What made this meeting so special?
We did not request this meeting, the product representative did. The product rep knew something of the industry we did not. He also knew the information would be important to our business. We would be able to share the information with our clients to help them make better choices to solve their design problems within their owner's project budgets.
Perhaps the product rep knew that if we were informed, he could rely on us to inform others - our clients and our network. Perhaps he wanted to put us in a position of looking like heroes to our clients when we solved their problem. Perhaps he wanted to sell his product.
With a personal touch and a morning's time, he accomplished all three. The product rep's reach was ultimately far greater than the seven specifiers in the meeting.
Why meet at all?
In today's digital world, the question is raised, especially since much product data is available on manufacturers' websites. The electronic data is usually more current than what is available in print - especially binders left by product representatives only weeks before.
This meeting was a prime example of why meet. The new product is not shown on the manufacturer's website, yet. The website does not even mention the new product line and the problem it solves. The manufacturer is relying on representatives to get the initial word on the street.
What better way is there than to have a trusted colleague call to present a new product? Past experience with this product representative established his credibility. So new information, new products, are usually received more positively. Plus the product representative gets to hear first hand the questions, the concerns, the praise, and suggestions about how to approach the market - an informal specifiers focus group.
The face-to-face discussions can produce invaluable marketing information for the manufacturer and allow the specifier to be perceived as an industry leader while solving architect's design problems. Everyone benefits, and the time investment is brief.
Websites provide data for passive perusal. Trusted product representative meetings provide an active opportunity for idea exchange and improved product understanding.
The moral of the story
When you are battling to complete the design, don't dismiss the product representative with the new, ultimate weapon sitting outside your door because you don't have time to talk. That new weapon may be just what you need, delivered at a time you need it most.
A/Es, Designers, Specifiers: Trusted product representatives are a valuable resource. Take time to develop your network to enjoy the advantage it brings. Take time to talk, to learn, and to apply new knowledge to existing problems.
Manufacturers, Product Representatives: Take time and make the effort to build trust.
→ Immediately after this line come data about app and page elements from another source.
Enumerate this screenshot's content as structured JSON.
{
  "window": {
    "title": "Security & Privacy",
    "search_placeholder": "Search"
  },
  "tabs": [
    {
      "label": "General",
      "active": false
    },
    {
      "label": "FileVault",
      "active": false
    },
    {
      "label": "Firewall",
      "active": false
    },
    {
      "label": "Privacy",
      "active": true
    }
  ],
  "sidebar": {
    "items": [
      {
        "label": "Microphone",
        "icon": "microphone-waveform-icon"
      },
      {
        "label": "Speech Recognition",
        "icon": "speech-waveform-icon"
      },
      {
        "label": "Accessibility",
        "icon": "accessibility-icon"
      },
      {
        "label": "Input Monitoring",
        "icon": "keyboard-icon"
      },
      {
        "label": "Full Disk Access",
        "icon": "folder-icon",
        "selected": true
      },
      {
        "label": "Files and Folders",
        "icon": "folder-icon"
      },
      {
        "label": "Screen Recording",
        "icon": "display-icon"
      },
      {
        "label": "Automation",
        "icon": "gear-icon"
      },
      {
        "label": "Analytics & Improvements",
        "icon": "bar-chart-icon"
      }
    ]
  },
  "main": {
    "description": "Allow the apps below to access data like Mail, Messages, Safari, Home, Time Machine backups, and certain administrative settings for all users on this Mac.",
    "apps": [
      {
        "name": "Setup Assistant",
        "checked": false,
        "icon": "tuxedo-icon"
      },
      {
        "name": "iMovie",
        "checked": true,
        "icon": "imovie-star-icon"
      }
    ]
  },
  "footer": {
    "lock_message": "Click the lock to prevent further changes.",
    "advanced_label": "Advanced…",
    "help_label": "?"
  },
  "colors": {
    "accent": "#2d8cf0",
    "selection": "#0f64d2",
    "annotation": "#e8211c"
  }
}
Keep your network informed, especially about new industry and product developments. Helping solve both current and future problems builds credibility.